Data for the task.
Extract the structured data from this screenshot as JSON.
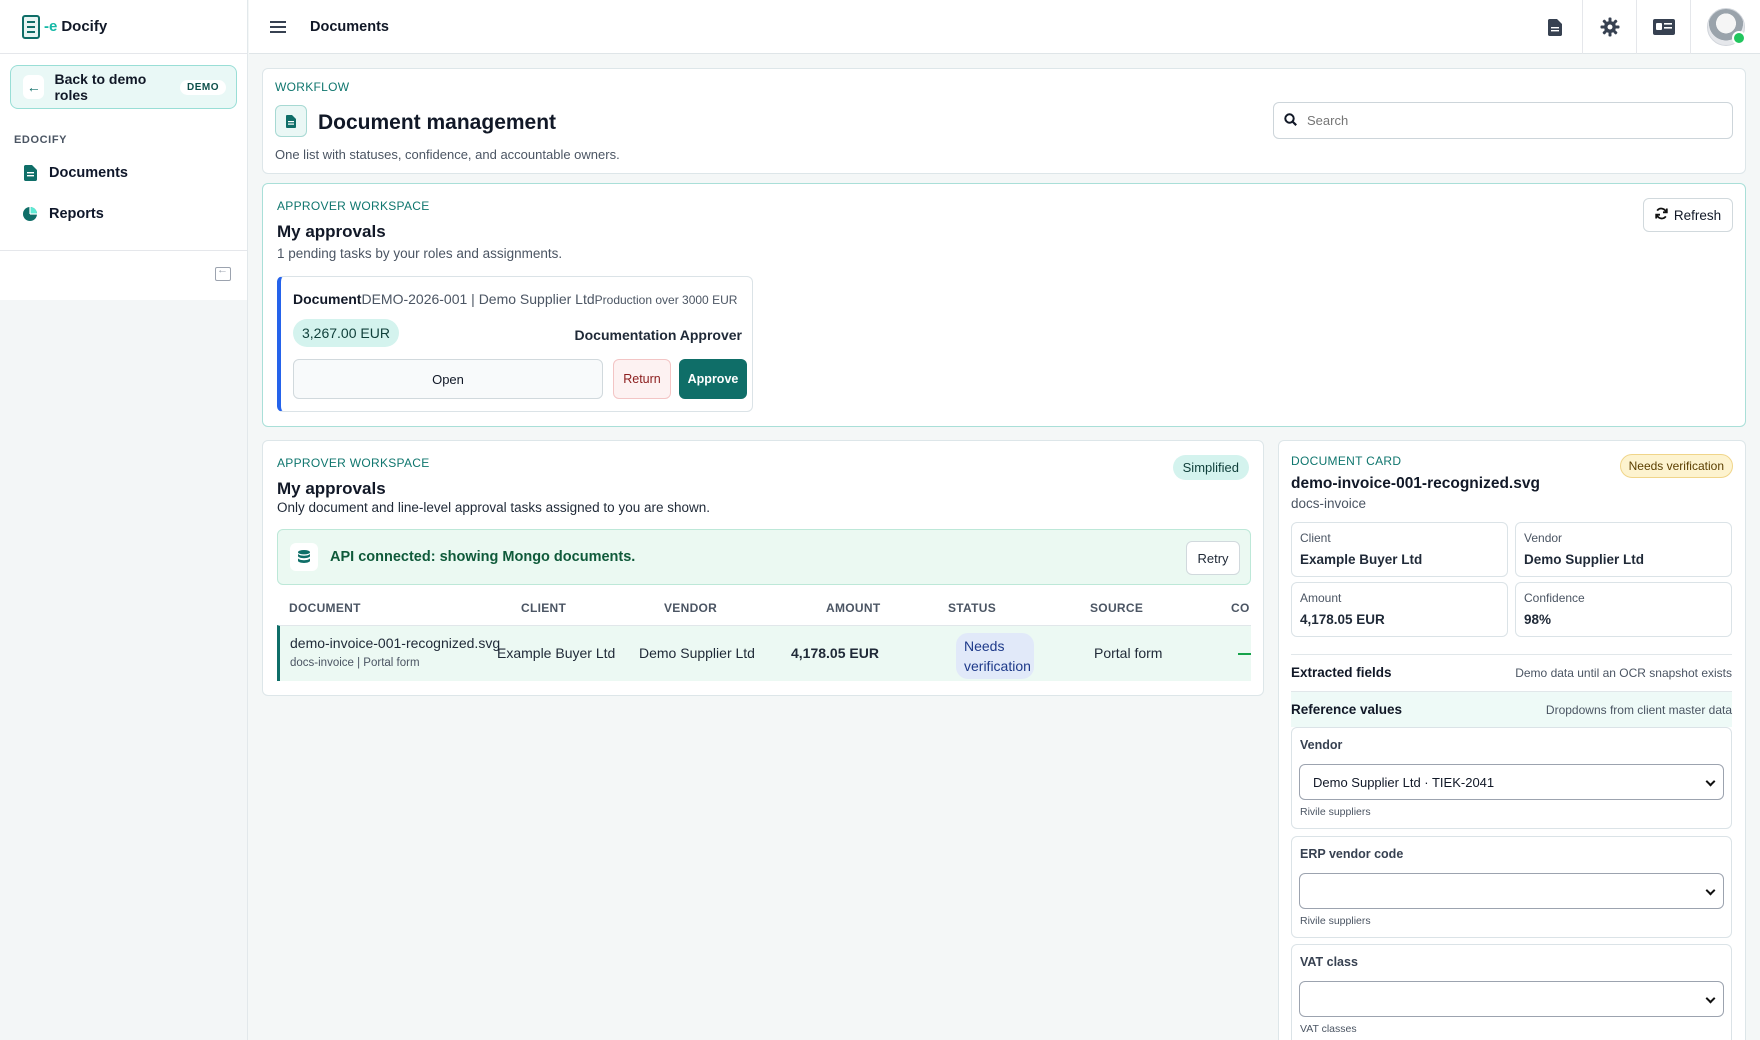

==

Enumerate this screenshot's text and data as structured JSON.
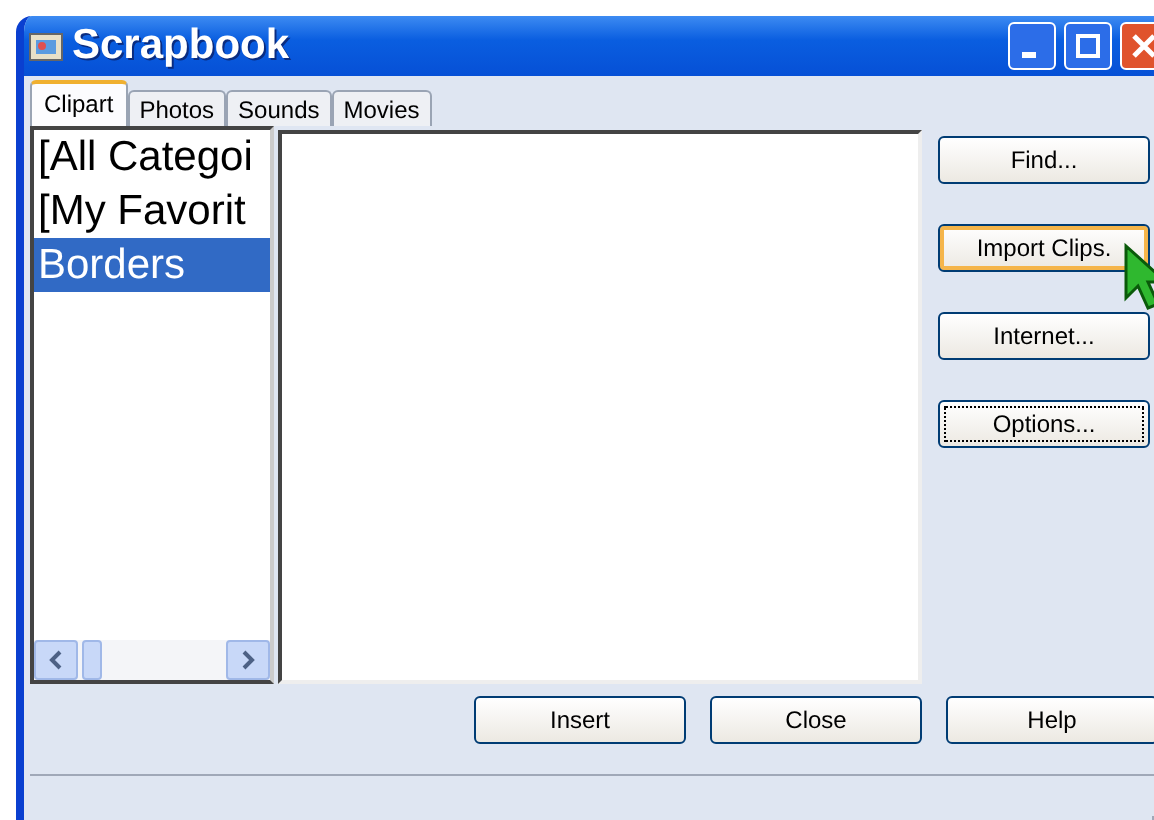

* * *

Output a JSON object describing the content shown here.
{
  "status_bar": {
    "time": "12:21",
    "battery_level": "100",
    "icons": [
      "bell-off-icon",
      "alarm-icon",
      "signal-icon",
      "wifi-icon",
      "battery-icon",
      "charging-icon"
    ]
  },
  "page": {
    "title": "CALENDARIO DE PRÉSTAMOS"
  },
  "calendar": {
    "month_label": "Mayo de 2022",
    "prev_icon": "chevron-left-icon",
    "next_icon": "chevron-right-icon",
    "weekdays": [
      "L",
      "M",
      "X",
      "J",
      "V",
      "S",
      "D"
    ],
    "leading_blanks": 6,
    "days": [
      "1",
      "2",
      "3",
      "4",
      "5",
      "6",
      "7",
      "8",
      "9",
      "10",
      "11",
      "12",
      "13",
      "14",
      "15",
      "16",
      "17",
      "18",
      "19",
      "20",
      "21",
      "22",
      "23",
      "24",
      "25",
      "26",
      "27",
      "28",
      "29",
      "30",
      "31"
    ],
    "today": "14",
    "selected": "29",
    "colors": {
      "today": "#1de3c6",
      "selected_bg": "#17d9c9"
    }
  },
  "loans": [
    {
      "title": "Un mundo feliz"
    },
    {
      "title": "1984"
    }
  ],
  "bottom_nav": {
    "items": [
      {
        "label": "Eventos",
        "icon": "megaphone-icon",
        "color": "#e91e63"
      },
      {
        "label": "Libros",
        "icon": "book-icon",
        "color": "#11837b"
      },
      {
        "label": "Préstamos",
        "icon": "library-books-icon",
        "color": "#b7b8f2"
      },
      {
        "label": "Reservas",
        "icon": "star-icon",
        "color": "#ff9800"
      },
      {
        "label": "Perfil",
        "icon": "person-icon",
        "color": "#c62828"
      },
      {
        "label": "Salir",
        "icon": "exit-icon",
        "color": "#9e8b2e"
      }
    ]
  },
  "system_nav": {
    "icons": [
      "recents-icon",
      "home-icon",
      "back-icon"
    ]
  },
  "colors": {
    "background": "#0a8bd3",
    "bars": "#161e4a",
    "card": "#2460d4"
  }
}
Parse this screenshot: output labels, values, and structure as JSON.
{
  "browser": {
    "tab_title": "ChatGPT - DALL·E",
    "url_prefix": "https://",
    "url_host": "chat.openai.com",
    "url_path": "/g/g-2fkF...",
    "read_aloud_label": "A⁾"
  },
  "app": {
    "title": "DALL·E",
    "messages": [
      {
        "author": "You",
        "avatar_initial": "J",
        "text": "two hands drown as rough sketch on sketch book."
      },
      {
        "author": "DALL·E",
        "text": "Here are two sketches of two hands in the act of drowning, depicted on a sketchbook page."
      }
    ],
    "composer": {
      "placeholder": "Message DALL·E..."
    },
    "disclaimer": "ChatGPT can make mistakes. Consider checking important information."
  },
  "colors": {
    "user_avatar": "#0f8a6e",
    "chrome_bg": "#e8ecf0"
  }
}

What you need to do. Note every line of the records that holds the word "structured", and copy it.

Final answer.
Extract the structured data from this screenshot as JSON.
Enumerate this screenshot's text and data as structured JSON.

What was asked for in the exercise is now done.